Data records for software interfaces
::::::::::

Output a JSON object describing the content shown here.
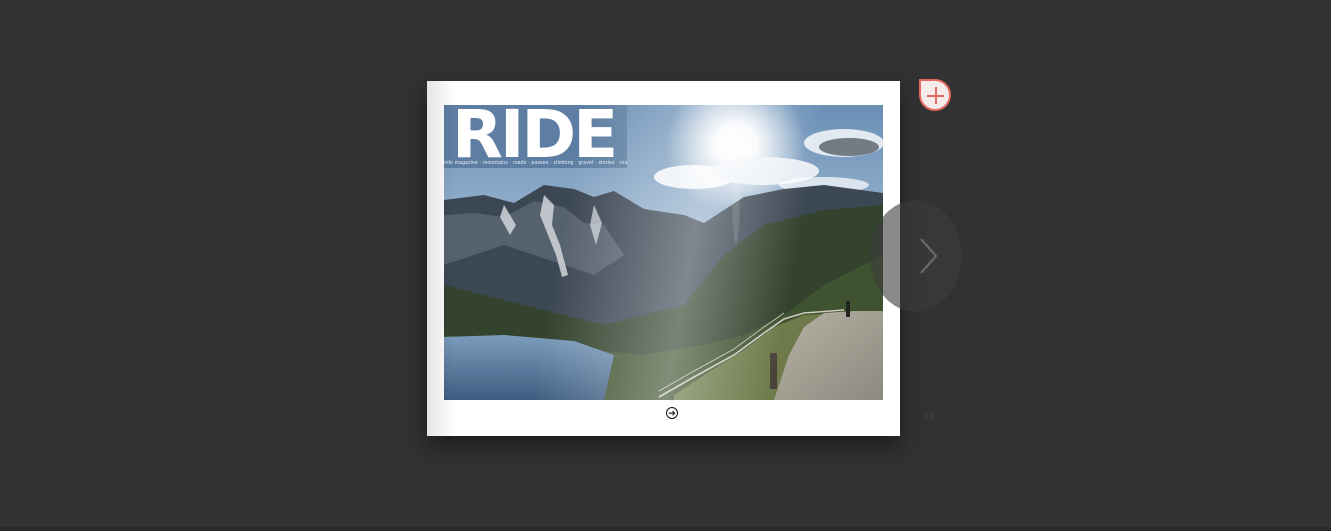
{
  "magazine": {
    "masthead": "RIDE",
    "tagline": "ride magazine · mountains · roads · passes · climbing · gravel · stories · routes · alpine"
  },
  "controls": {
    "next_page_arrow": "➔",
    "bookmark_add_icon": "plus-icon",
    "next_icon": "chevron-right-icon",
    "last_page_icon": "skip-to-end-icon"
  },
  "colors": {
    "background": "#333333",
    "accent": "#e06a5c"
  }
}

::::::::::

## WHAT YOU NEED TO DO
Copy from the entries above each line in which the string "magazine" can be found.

## RESPONSE
  "magazine": {
    "tagline": "ride magazine · mountains · roads · passes · climbing · gravel · stories · routes · alpine"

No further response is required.